Let the Boys in Gray parade in Baltimore
Commemoration of Civil War’s first blood should include all
By Gregg Clemmer
April 14, 2011
This Saturday, the upcoming 150th Anniversary of the Pratt Street Riot will be remembered with what the city of Baltimore is calling "a grand procession." Union re-enactors, fife and drum corps, contemporary military units and representative color guards will "step off" from President Street Station at 11 a.m. and march up Pratt Street to Camden Yards.
On that bloody Friday a century and a half ago, members of the Sixth Massachusetts, on their way to defend Washington, detrained at President Street Station and started up Pratt Street to continue their journey south, only to confront an agitated, pro-secessionist crowd of civilians. Hurling first epithets, then stones, both sides soon resorted to guns. In the aftermath, at least four soldiers and nine civilians lay dead, in what is generally regarded as the first real bloodshed of the Civil War (the deaths at Fort Sumter a week earlier were the result of an accident, not hostilities). This tragedy demands commemoration. Yet, sectional divisiveness haunts us still — uniformed Confederate re-enactors have been banned by Baltimore City officials from Saturday’s grand procession.
To be sure, the case can be made that this exclusion is historically accurate; there were no uniformed Confederate soldiers along Pratt Street on April 19, 1861. But might including the rebels this time around serve a higher purpose?
On Sunday’s op-ed page, Leonard Pitts rightly weighed in on slavery as a primary cause of the war, but he then lost his focus when he equated secession with treason and wrongly vilified the state of South Carolina for hosting a secession ball in December when it was really a small group in the Sons of Confederate Veterans and League of the South.

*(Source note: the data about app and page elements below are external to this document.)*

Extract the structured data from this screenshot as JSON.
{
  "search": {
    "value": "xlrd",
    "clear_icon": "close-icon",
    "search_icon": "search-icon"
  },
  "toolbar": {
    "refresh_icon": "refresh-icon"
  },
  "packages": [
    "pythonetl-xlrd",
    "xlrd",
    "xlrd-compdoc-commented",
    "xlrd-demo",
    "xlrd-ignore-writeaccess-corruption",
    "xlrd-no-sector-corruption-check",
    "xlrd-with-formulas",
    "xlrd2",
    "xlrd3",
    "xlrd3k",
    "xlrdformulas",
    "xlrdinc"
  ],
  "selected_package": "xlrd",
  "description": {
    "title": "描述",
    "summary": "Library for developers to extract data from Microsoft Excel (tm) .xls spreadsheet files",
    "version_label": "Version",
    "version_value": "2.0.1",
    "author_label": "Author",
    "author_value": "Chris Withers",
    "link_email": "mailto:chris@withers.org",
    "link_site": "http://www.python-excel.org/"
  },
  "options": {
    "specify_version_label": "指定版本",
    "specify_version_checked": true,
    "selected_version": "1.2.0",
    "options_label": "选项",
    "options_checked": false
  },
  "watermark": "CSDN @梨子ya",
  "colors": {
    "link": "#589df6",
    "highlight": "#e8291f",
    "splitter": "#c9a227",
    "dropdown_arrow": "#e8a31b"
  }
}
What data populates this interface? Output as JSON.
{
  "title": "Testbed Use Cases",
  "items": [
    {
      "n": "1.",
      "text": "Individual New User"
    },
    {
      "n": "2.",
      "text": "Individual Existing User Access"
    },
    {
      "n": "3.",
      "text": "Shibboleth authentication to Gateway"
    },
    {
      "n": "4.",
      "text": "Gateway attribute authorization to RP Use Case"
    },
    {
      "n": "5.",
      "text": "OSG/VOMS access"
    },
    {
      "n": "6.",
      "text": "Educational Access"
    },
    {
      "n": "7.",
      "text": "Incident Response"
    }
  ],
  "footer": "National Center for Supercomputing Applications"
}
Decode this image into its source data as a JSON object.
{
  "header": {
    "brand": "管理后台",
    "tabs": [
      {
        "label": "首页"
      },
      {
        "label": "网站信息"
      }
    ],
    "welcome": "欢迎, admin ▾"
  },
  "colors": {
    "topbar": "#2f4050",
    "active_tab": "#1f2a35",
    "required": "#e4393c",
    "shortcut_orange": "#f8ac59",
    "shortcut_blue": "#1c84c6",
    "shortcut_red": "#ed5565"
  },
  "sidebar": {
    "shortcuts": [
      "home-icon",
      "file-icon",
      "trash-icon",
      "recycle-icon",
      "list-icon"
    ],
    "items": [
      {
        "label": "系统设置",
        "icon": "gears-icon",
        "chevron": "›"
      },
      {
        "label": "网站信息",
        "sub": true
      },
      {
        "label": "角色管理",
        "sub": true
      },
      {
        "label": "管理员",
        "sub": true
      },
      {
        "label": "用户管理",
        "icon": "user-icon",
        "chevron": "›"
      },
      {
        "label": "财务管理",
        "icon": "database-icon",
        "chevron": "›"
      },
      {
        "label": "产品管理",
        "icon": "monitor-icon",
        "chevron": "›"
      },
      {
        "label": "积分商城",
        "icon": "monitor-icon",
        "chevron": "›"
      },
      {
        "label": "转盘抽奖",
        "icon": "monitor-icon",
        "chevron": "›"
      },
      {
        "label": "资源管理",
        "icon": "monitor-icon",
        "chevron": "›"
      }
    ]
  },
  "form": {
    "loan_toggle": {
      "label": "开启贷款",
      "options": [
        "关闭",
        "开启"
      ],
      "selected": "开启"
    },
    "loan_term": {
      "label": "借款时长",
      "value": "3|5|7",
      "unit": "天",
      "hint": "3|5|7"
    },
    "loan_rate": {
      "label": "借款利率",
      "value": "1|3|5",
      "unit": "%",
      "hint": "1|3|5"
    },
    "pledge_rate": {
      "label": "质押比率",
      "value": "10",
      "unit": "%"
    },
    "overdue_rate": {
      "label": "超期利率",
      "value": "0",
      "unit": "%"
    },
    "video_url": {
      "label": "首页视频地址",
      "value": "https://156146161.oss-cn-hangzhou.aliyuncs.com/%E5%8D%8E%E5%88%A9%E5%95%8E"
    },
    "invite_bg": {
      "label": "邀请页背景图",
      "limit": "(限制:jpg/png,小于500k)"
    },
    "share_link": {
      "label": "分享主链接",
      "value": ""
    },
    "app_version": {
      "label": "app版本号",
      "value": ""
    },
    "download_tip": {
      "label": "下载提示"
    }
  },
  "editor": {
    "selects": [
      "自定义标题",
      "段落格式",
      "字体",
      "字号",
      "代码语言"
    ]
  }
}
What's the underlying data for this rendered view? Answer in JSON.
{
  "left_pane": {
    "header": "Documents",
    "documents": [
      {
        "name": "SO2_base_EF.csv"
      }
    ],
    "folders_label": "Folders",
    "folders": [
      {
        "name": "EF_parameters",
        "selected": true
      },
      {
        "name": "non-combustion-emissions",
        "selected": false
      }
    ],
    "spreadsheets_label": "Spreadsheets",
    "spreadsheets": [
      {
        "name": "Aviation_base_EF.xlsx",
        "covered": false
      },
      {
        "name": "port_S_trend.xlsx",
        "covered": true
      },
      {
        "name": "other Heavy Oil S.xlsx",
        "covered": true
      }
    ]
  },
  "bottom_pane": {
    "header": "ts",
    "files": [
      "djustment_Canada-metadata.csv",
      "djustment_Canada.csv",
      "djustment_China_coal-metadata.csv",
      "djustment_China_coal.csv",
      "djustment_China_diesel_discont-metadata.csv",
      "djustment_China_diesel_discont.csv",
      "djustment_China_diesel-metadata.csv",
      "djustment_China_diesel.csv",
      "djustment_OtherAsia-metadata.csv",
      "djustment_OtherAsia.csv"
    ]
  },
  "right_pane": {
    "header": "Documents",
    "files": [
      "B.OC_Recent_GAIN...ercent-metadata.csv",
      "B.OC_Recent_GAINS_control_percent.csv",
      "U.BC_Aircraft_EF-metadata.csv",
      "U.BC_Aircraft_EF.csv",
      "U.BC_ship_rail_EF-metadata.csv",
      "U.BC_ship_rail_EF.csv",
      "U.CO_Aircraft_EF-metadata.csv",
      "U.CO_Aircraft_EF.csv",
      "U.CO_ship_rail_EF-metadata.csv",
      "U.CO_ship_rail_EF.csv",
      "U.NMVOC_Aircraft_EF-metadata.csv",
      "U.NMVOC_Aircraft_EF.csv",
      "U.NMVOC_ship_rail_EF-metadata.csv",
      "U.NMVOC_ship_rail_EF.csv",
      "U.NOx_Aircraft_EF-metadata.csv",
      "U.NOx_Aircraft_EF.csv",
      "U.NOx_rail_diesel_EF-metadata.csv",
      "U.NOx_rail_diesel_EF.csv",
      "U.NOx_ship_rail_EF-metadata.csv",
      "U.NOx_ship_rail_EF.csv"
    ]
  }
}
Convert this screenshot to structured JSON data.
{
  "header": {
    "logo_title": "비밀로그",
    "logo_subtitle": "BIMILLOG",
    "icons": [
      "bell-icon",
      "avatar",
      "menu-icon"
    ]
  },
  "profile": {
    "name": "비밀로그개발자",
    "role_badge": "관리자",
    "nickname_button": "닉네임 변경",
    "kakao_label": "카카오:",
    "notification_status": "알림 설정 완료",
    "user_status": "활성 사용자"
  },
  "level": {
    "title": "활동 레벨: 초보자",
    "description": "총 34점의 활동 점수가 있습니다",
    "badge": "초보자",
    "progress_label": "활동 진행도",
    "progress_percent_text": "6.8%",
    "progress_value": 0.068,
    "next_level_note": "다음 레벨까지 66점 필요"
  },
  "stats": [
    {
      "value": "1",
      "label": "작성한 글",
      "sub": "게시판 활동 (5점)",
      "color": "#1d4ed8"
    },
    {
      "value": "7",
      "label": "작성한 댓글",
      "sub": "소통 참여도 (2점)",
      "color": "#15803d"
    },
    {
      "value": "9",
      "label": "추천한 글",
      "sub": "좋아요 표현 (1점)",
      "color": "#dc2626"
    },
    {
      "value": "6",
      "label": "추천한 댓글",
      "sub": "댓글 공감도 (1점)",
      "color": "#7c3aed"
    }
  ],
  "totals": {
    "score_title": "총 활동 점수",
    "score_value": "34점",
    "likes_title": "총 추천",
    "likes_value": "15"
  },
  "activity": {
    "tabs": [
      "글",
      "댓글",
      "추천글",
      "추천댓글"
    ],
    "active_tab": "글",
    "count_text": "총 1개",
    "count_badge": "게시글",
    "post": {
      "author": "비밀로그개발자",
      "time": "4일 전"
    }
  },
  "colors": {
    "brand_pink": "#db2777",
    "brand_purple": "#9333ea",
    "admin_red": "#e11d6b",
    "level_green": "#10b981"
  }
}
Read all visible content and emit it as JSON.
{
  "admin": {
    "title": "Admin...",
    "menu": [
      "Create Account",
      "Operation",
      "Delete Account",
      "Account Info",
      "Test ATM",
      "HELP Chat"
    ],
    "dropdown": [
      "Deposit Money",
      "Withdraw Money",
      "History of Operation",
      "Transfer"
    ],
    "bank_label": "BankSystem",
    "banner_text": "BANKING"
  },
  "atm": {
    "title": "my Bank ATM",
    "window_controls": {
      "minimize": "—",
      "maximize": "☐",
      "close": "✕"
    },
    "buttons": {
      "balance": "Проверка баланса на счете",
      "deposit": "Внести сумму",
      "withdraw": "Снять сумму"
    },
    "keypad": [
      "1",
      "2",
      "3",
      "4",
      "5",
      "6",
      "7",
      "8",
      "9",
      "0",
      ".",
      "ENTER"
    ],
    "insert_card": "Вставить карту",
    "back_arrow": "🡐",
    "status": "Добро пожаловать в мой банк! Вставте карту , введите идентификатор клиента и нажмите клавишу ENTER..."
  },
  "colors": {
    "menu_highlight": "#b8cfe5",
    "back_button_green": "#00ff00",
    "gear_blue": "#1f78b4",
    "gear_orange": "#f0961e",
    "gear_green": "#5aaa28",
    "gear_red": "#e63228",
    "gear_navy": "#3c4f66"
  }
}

Yet what Mr. Pitts really does is to reinforce the unfortunate stereotype of African-Americans being more interested in their originations than their destinations. His typical references to Confederate flags flapping "from truck grills," "pigeon-stained statues of dead rebels," and the obligatory mention of Dixie and the Ku Klux Klan are backward-looking at best — the very practice he condemns in neo-Confederates. Mr. Pitts concludes by warning all to avoid "telling lies of omission about yesterday."
Fair enough. But Mr. Pitts makes no mention of the 99 percent of ex-Confederate veterans who never joined the KKK. Could it be they returned to the Union with higher allegiances — to their God and to America? Were they not primarily concerned with returning to their families after the war to rebuild their farms, businesses, churches and communities? Such citizens looked to the future, and to their sons and daughters who would answer when their country called.
Need an example? We rarely hear of the Army’s 29th Division, the aptly named Blue and Gray Division whose members came from Virginia, Maryland, Delaware and the District of Columbia — and in particular, the 116th Regiment of that Division who in World War II went ashore in the first wave at Omaha Beach on D-Day, suffering frightful losses (Company A was decimated, with 96 percent casualties). Yet it is the 116th that heralds directly from another command — a Confederate command, Thomas Jonathan Jackson’s legendary Stonewall Brigade.
As Baltimore solemnly prepares to commemorate the first blood shed in "the late unpleasantness," most of us do not realize that the city that gave America its national anthem is now uniquely situated to bequeath the nation another gift.
It is not too late to invite the Boys in Gray to join the Boys in Blue for the Grand Procession up Pratt Street on Saturday. Make your own bit of history, Baltimore. Show the world in this moving, poignant example that America is indeed one, commemorating our tragic past but at the same time demonstrating that despite our differences and diversities, we have indeed "bound up the nation’s wounds."